Kata originally were teaching and training methods by which successful combat techniques were preserved and passed on. Practicing kata allowed a company of persons to engage in a struggle using a systematic approach, rather than as individuals in a disorderly manner.
The basic goal of kata is to preserve and transmit proven techniques and to practice self- defence. By practicing in a repetitive manner the learner develops the ability to execute those techniques and movements in a natural, reflex-like manner. Systematic practice does not mean permanently rigid. The goal is to internalize the movements and techniques of a kata so they can be executed and adapted under different circumstances, without thought or hesitation. A novice’s actions will look uneven and difficult, while a master’s appear simple and smooth.
The most popular image associated with kata is that of a karate practitioner performing a series of punches and kicks in the air. The kata are executed as a specified series of approximately 20 to 70 moves, generally with stepping and turning, while attempting to maintain perfect form.

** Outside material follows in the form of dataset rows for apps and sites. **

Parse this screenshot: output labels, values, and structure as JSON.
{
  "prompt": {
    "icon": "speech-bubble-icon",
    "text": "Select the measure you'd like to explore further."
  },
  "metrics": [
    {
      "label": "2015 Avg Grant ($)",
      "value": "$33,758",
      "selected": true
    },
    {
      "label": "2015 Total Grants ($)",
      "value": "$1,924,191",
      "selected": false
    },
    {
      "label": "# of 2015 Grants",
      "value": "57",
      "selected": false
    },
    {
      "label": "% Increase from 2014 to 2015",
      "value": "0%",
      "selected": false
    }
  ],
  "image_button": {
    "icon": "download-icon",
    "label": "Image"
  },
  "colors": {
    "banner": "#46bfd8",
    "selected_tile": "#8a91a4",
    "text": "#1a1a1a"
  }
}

There are perhaps 100 kata across the various forms of karate, each with many minor variations.
The number of moves in a kata may be referred to in the name of the kata, e.g., Gojū Shiho, which means "54 steps." The number of moves may also have links with Buddhist spirituality. The number 108 is significant in Buddhism & Hinduism, signifying the 108 ways the mind can behave (Upanishads) and kata with 54, 36, or 27 moves (divisors of 108) are common. The practitioner is generally counselled to visualize the enemy attacks, and his responses, as actually occurring, and karateka are often told to "read" a kata, to
explain the imagined events. The study of the meaning of the movements is referred to as the bunkai, meaning analysis, of the kata.
One explanation of the use of kata is as a reference guide for a set of moves. Not to be used following that "set" pattern but to keep the movements "filed". After learning these kata, this set of learned skills can then be used in a sparring scenario (particularly without points). The main objective here is to try out different combinations of techniques in a safe, practice environment while the Japanese term is most well known in the English language, forms are by no means exclusive to Japan. They have been recorded in China as early as the Tang dynasty, and are today referred to in Mandarin as taolu.
South and Southeast Asian martial arts incorporate both preset and freestyle forms. In silat these are referred to as jurus and tari respectively. Malay folklore credits the introduction of forms to the Buddhist monk Bodhidharma.
In Korean martial arts such as taekwondo and tangsudo, the word hyung or hyeong is usually employed, though in some cases other words are used. The International Taekwon-Do Federation uses the word tul, while the World Taekwondo Federation uses the word poomsae or simply the English translations "pattern" or "form." Taekwondo patterns have multiple variations including Palgwe and the more popular Taeguk forms used by the WTF. Forms are included in certain taekwondo competitions and are a key element of gradings.